Within the entries below, find each line containing the word "offset" and copy it.
** Exercise data follows **
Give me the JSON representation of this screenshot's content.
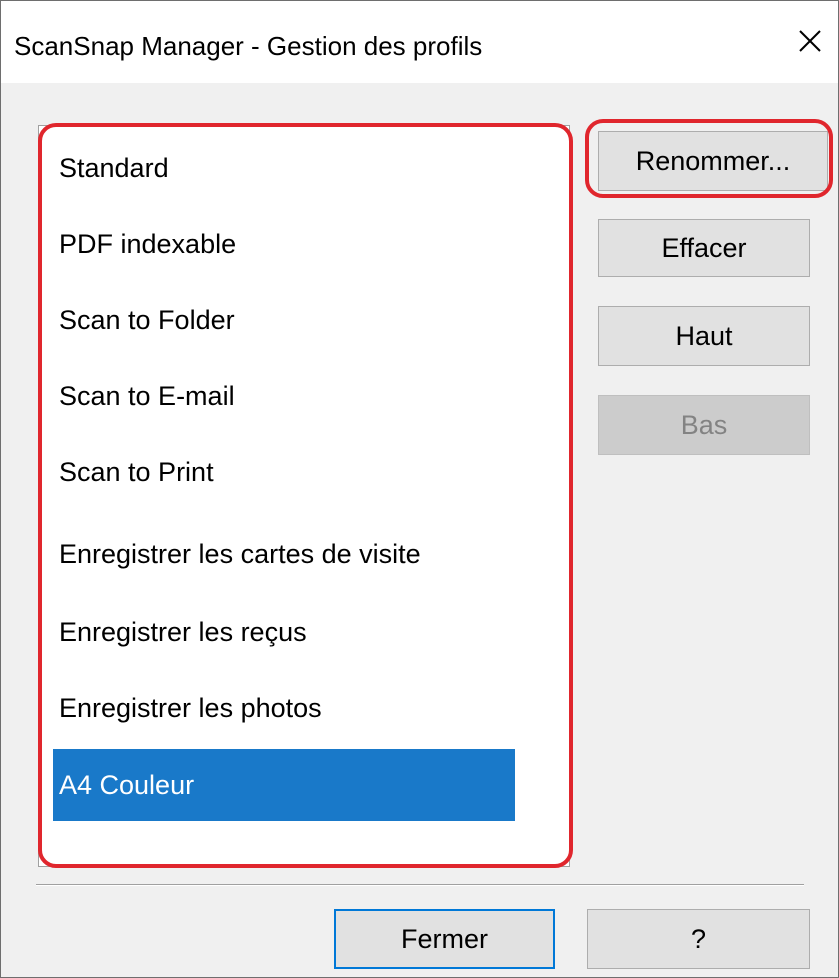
{
  "window": {
    "title": "ScanSnap Manager - Gestion des profils",
    "close_icon": "close-icon"
  },
  "profiles": {
    "items": [
      {
        "label": "Standard",
        "selected": false
      },
      {
        "label": "PDF indexable",
        "selected": false
      },
      {
        "label": "Scan to Folder",
        "selected": false
      },
      {
        "label": "Scan to E-mail",
        "selected": false
      },
      {
        "label": "Scan to Print",
        "selected": false
      },
      {
        "label": "Enregistrer les cartes de visite",
        "selected": false
      },
      {
        "label": "Enregistrer les reçus",
        "selected": false
      },
      {
        "label": "Enregistrer les photos",
        "selected": false
      },
      {
        "label": "A4 Couleur",
        "selected": true
      }
    ]
  },
  "actions": {
    "rename_label": "Renommer...",
    "delete_label": "Effacer",
    "up_label": "Haut",
    "down_label": "Bas",
    "down_enabled": false
  },
  "footer": {
    "close_label": "Fermer",
    "help_label": "?"
  },
  "colors": {
    "selection": "#1979c9",
    "highlight_annotation": "#e0262d",
    "default_button_border": "#0078d7"
  }
}
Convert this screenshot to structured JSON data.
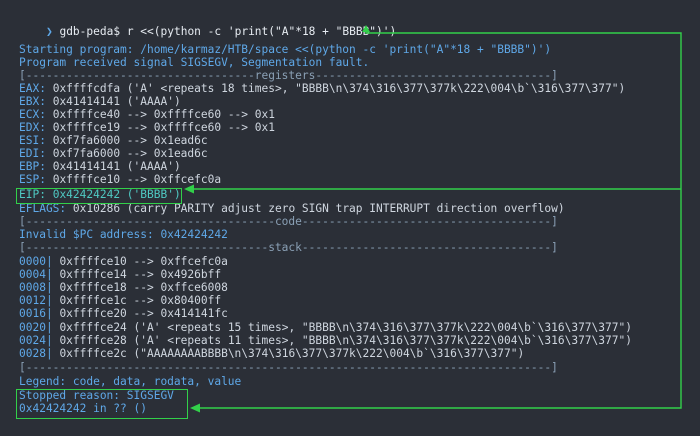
{
  "prompt": {
    "arrow": "❯",
    "host": "gdb-peda$",
    "command": "r <<(python -c 'print(\"A\"*18 + \"BBBB\")')"
  },
  "start": {
    "line": "Starting program: /home/karmaz/HTB/space <<(python -c 'print(\"A\"*18 + \"BBBB\")')",
    "signal": "Program received signal SIGSEGV, Segmentation fault."
  },
  "registers": {
    "header": "[----------------------------------registers-----------------------------------]",
    "rows": [
      {
        "name": "EAX:",
        "value": "0xffffcdfa ('A' <repeats 18 times>, \"BBBB\\n\\374\\316\\377\\377k\\222\\004\\b`\\316\\377\\377\")"
      },
      {
        "name": "EBX:",
        "value": "0x41414141 ('AAAA')"
      },
      {
        "name": "ECX:",
        "value": "0xffffce40 --> 0xffffce60 --> 0x1"
      },
      {
        "name": "EDX:",
        "value": "0xffffce19 --> 0xffffce60 --> 0x1"
      },
      {
        "name": "ESI:",
        "value": "0xf7fa6000 --> 0x1ead6c"
      },
      {
        "name": "EDI:",
        "value": "0xf7fa6000 --> 0x1ead6c"
      },
      {
        "name": "EBP:",
        "value": "0x41414141 ('AAAA')"
      },
      {
        "name": "ESP:",
        "value": "0xffffce10 --> 0xffcefc0a"
      },
      {
        "name": "EIP:",
        "value": "0x42424242 ('BBBB')"
      },
      {
        "name": "EFLAGS:",
        "value": "0x10286 (carry PARITY adjust zero SIGN trap INTERRUPT direction overflow)"
      }
    ]
  },
  "code": {
    "header": "[-------------------------------------code-------------------------------------]",
    "invalid": "Invalid $PC address: 0x42424242"
  },
  "stack": {
    "header": "[------------------------------------stack-------------------------------------]",
    "rows": [
      {
        "offset": "0000|",
        "value": "0xffffce10 --> 0xffcefc0a"
      },
      {
        "offset": "0004|",
        "value": "0xffffce14 --> 0x4926bff"
      },
      {
        "offset": "0008|",
        "value": "0xffffce18 --> 0xffce6008"
      },
      {
        "offset": "0012|",
        "value": "0xffffce1c --> 0x80400ff"
      },
      {
        "offset": "0016|",
        "value": "0xffffce20 --> 0x414141fc"
      },
      {
        "offset": "0020|",
        "value": "0xffffce24 ('A' <repeats 15 times>, \"BBBB\\n\\374\\316\\377\\377k\\222\\004\\b`\\316\\377\\377\")"
      },
      {
        "offset": "0024|",
        "value": "0xffffce28 ('A' <repeats 11 times>, \"BBBB\\n\\374\\316\\377\\377k\\222\\004\\b`\\316\\377\\377\")"
      },
      {
        "offset": "0028|",
        "value": "0xffffce2c (\"AAAAAAAABBBB\\n\\374\\316\\377\\377k\\222\\004\\b`\\316\\377\\377\")"
      }
    ],
    "footer": "[------------------------------------------------------------------------------]"
  },
  "legend": "Legend: code, data, rodata, value",
  "stopped": {
    "reason": "Stopped reason: SIGSEGV",
    "frame": "0x42424242 in ?? ()"
  },
  "colors": {
    "background": "#2b2f37",
    "highlight_box": "#32d04a",
    "accent_blue": "#5fa8e8",
    "teal": "#4fc9c3"
  }
}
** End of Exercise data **
• Response to this exercise:
        "offset": "0000|",
        "offset": "0004|",
        "offset": "0008|",
        "offset": "0012|",
        "offset": "0016|",
        "offset": "0020|",
        "offset": "0024|",
        "offset": "0028|",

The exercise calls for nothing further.